> _Exercise_:
What are the lines from the one containing "Transcribe this image's" through the last line of the records below? Return them exactly, leaving out pictures.

Web page and app entries:
########

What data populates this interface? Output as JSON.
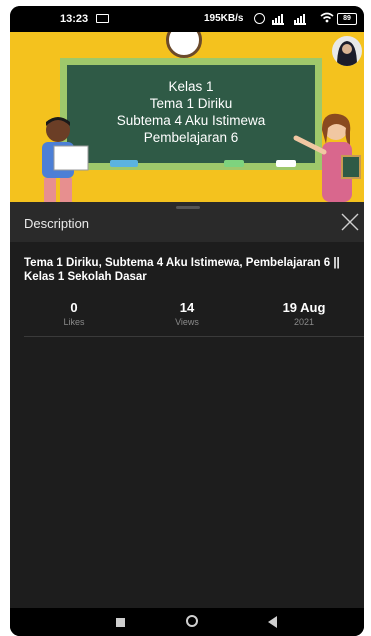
{
  "status_bar": {
    "time": "13:23",
    "network_speed": "195KB/s",
    "battery": "89"
  },
  "video": {
    "board_lines": [
      "Kelas 1",
      "Tema 1 Diriku",
      "Subtema 4 Aku Istimewa",
      "Pembelajaran 6"
    ]
  },
  "description_panel": {
    "title": "Description",
    "video_title": "Tema 1 Diriku, Subtema 4 Aku Istimewa, Pembelajaran 6 || Kelas 1 Sekolah Dasar",
    "stats": {
      "likes_value": "0",
      "likes_label": "Likes",
      "views_value": "14",
      "views_label": "Views",
      "date_value": "19 Aug",
      "date_label": "2021"
    }
  },
  "colors": {
    "video_background": "#f4c21e",
    "chalkboard": "#2f5a46",
    "board_frame": "#9fc86b",
    "panel_background": "#1d1d1d"
  },
  "icons": [
    "screen-cast-icon",
    "alarm-icon",
    "signal-icon",
    "wifi-icon",
    "battery-icon",
    "close-icon",
    "nav-recents-icon",
    "nav-home-icon",
    "nav-back-icon"
  ]
}
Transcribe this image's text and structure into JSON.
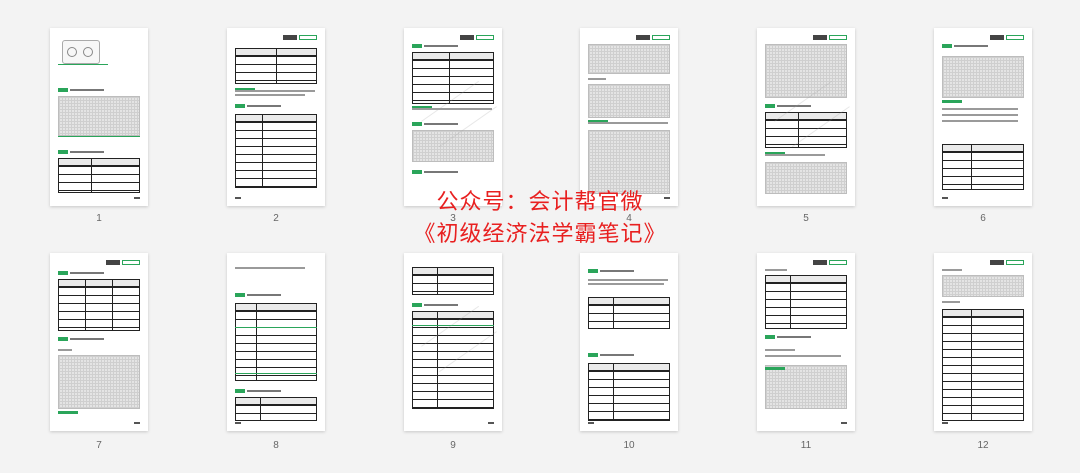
{
  "overlay": {
    "line1": "公众号：会计帮官微",
    "line2": "《初级经济法学霸笔记》"
  },
  "colors": {
    "accent_green": "#2aa55a",
    "overlay_red": "#e82020"
  },
  "pages": [
    {
      "number": "1"
    },
    {
      "number": "2"
    },
    {
      "number": "3"
    },
    {
      "number": "4"
    },
    {
      "number": "5"
    },
    {
      "number": "6"
    },
    {
      "number": "7"
    },
    {
      "number": "8"
    },
    {
      "number": "9"
    },
    {
      "number": "10"
    },
    {
      "number": "11"
    },
    {
      "number": "12"
    }
  ]
}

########

> _Your response_:
Transcribe this image's text and structure into JSON.
{
  "overlay": {
    "line1": "公众号：会计帮官微",
    "line2": "《初级经济法学霸笔记》"
  },
  "colors": {
    "accent_green": "#2aa55a",
    "overlay_red": "#e82020"
  },
  "pages": [
    {
      "number": "1"
    },
    {
      "number": "2"
    },
    {
      "number": "3"
    },
    {
      "number": "4"
    },
    {
      "number": "5"
    },
    {
      "number": "6"
    },
    {
      "number": "7"
    },
    {
      "number": "8"
    },
    {
      "number": "9"
    },
    {
      "number": "10"
    },
    {
      "number": "11"
    },
    {
      "number": "12"
    }
  ]
}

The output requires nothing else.